The contestant contends that VandeWalle violated the above Corrupt Practices Act by the "use" of state property for political purposes. Counsel for the contestant and for VandeWalle argue extensively as to the meaning of the word "use" and what it encompasses. We believe that it was the primary intent of the legislature that there should not be a misuse of public funds or a financial misuse of public property for political purposes. It would be frivolous to argue there was wear and tear of the bench. There was no evidence presented as to the electricity consumed, if any, while the short 30-second video tape was taken. But assuming there was, the trial court aptly described such use as "miniscule." We have a maxim in the North Dakota Code that the law should disregard trifles.

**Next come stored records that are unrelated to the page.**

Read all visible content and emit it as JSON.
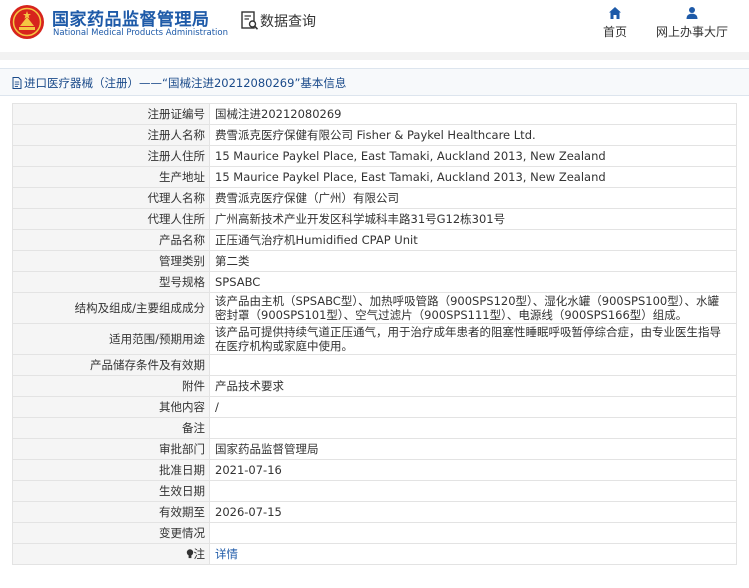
{
  "header": {
    "brand_cn": "国家药品监督管理局",
    "brand_en": "National Medical Products Administration",
    "query_label": "数据查询",
    "nav": [
      {
        "label": "首页",
        "icon": "home-icon"
      },
      {
        "label": "网上办事大厅",
        "icon": "user-icon"
      }
    ]
  },
  "breadcrumb": "进口医疗器械（注册）——“国械注进20212080269”基本信息",
  "rows": [
    {
      "label": "注册证编号",
      "value": "国械注进20212080269"
    },
    {
      "label": "注册人名称",
      "value": "费雪派克医疗保健有限公司 Fisher & Paykel Healthcare Ltd."
    },
    {
      "label": "注册人住所",
      "value": "15 Maurice Paykel Place, East Tamaki, Auckland 2013, New Zealand"
    },
    {
      "label": "生产地址",
      "value": "15 Maurice Paykel Place, East Tamaki, Auckland 2013, New Zealand"
    },
    {
      "label": "代理人名称",
      "value": "费雪派克医疗保健（广州）有限公司"
    },
    {
      "label": "代理人住所",
      "value": "广州高新技术产业开发区科学城科丰路31号G12栋301号"
    },
    {
      "label": "产品名称",
      "value": "正压通气治疗机Humidified CPAP Unit"
    },
    {
      "label": "管理类别",
      "value": "第二类"
    },
    {
      "label": "型号规格",
      "value": "SPSABC"
    },
    {
      "label": "结构及组成/主要组成成分",
      "value": "该产品由主机（SPSABC型）、加热呼吸管路（900SPS120型）、湿化水罐（900SPS100型）、水罐密封罩（900SPS101型）、空气过滤片（900SPS111型）、电源线（900SPS166型）组成。"
    },
    {
      "label": "适用范围/预期用途",
      "value": "该产品可提供持续气道正压通气，用于治疗成年患者的阻塞性睡眠呼吸暂停综合症，由专业医生指导在医疗机构或家庭中使用。"
    },
    {
      "label": "产品储存条件及有效期",
      "value": ""
    },
    {
      "label": "附件",
      "value": "产品技术要求"
    },
    {
      "label": "其他内容",
      "value": "/"
    },
    {
      "label": "备注",
      "value": ""
    },
    {
      "label": "审批部门",
      "value": "国家药品监督管理局"
    },
    {
      "label": "批准日期",
      "value": "2021-07-16"
    },
    {
      "label": "生效日期",
      "value": ""
    },
    {
      "label": "有效期至",
      "value": "2026-07-15"
    },
    {
      "label": "变更情况",
      "value": ""
    }
  ],
  "note": {
    "label": "注",
    "link_text": "详情"
  }
}
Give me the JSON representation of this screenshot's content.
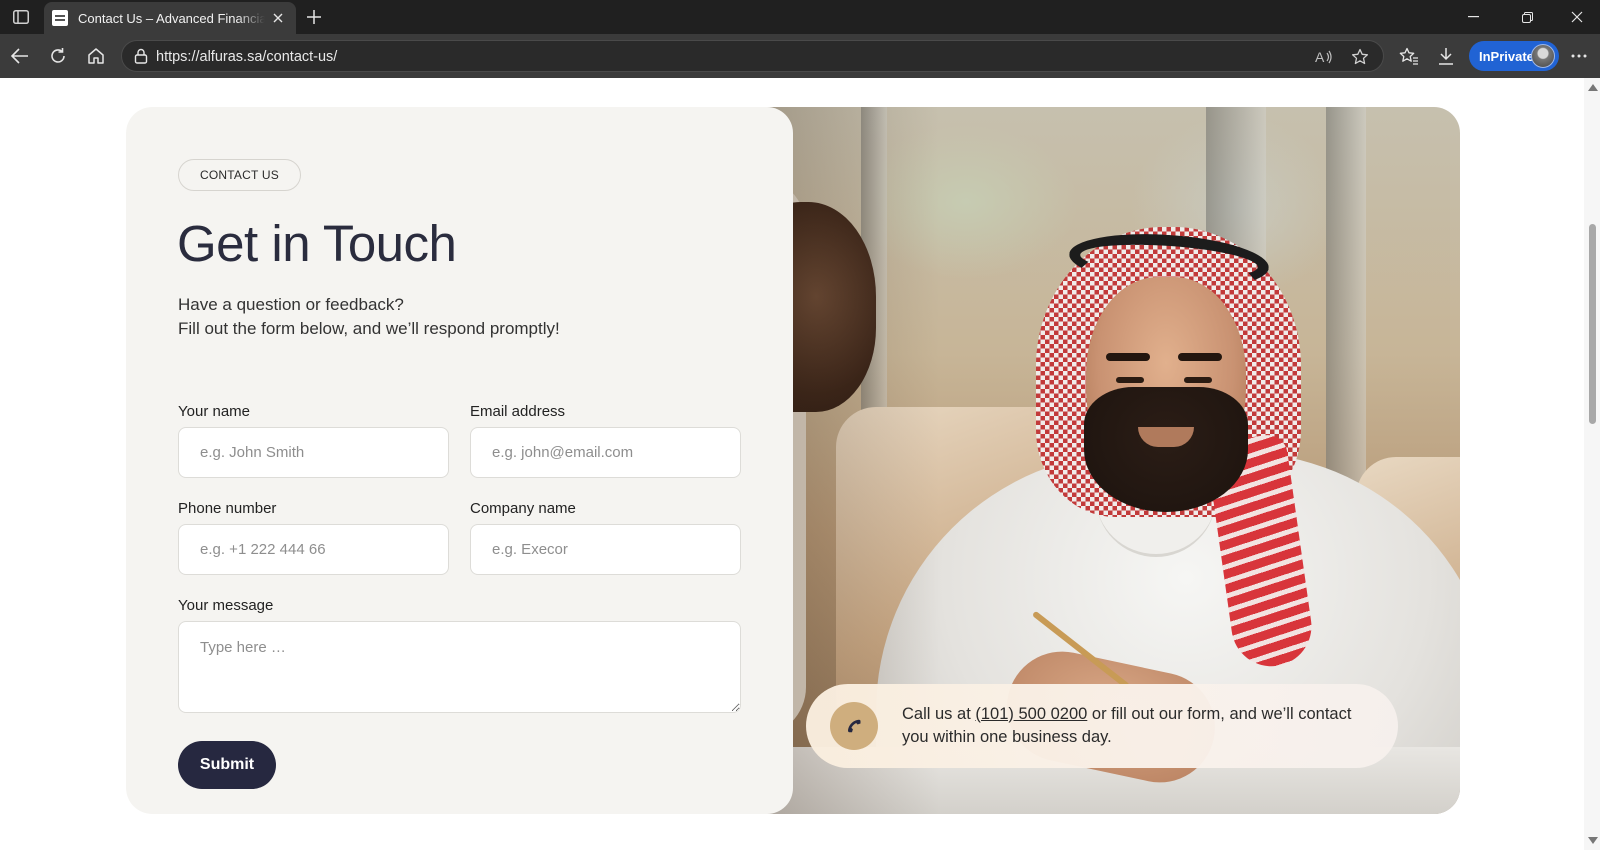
{
  "browser": {
    "tab_title": "Contact Us – Advanced Financial Company",
    "url": "https://alfuras.sa/contact-us/",
    "inprivate_label": "InPrivate"
  },
  "colors": {
    "form_panel_bg": "#f5f4f1",
    "heading": "#2a2c3e",
    "submit_bg": "#262840",
    "phone_badge": "#cfae7e",
    "browser_chrome": "#3b3b3b",
    "inprivate_badge": "#2163d4"
  },
  "contact": {
    "eyebrow": "CONTACT US",
    "heading": "Get in Touch",
    "intro_line1": "Have a question or feedback?",
    "intro_line2": "Fill out the form below, and we’ll respond promptly!",
    "form": {
      "name_label": "Your name",
      "name_placeholder": "e.g. John Smith",
      "email_label": "Email address",
      "email_placeholder": "e.g. john@email.com",
      "phone_label": "Phone number",
      "phone_placeholder": "e.g. +1 222 444 66",
      "company_label": "Company name",
      "company_placeholder": "e.g. Execor",
      "message_label": "Your message",
      "message_placeholder": "Type here …",
      "submit_label": "Submit"
    },
    "callout": {
      "text_before": "Call us at ",
      "phone_link": "(101) 500 0200",
      "text_after": " or fill out our form, and we’ll contact you within one business day.",
      "icon": "phone-icon"
    }
  },
  "photo": {
    "alt": "Smiling man in white thobe and red-checked ghutra writing at a table"
  }
}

Section 31-11-05(24) North Dakota Century Code.

However, contestant argues that the mere "use" of the courtroom is a violation in itself of the Act.

It is a matter of common knowledge that governors and state officials are often interviewed and photographed in their respective offices during election campaigns or in regard to political matters. It would be unrealistic to contend that a governor could not answer political questions proposed by reporters while he sat at his desk in the State Capitol. Legislators and state officials are shown sitting at their desks in campaign literature. State officials and members of the legislature are often interviewed by the media on political matters in the halls, chambers, and offices of the State Capitol. We mention these common occurrences because surely if the legislature intended such "use" of state property to be a violation of the Corrupt Practices Act, it would have so provided in specific and clear terms. We hold that it was not the purpose or intent of the legislature for the Act to be given the broad construction asserted by the contestant on this appeal. A Corrupt Practices Act is penal in nature and should be strictly construed. The construction of such statute should be reasonable. 26 Am.Jur.2d § 288, p. 113. As a matter of public policy, elections are not lightly set aside, especially when they have been so held as to afford a free and fair expression of popular will. 29 C.J.S. § 249 Elections.

There are other defenses raised by counsel for VandeWalle, including the contention that a Supreme Court Judge can only be removed from office through impeachment proceedings under Section 196 of the North Dakota Constitution. However, we have chosen to decide this case on its merits. We hold there was not a violation of the Corrupt Practices Act. The decision of the district court dismissing the action is affirmed.

All judges concur.

ILVEDSON, Acting C. J., and HEEN, BAKKEN, ECKERT and MUGGLI, all District Judges, sitting for ERICKSTAD, C. J., and PAULSON, PEDERSON, SAND, and VANDEWALLE, JJ., disqualified.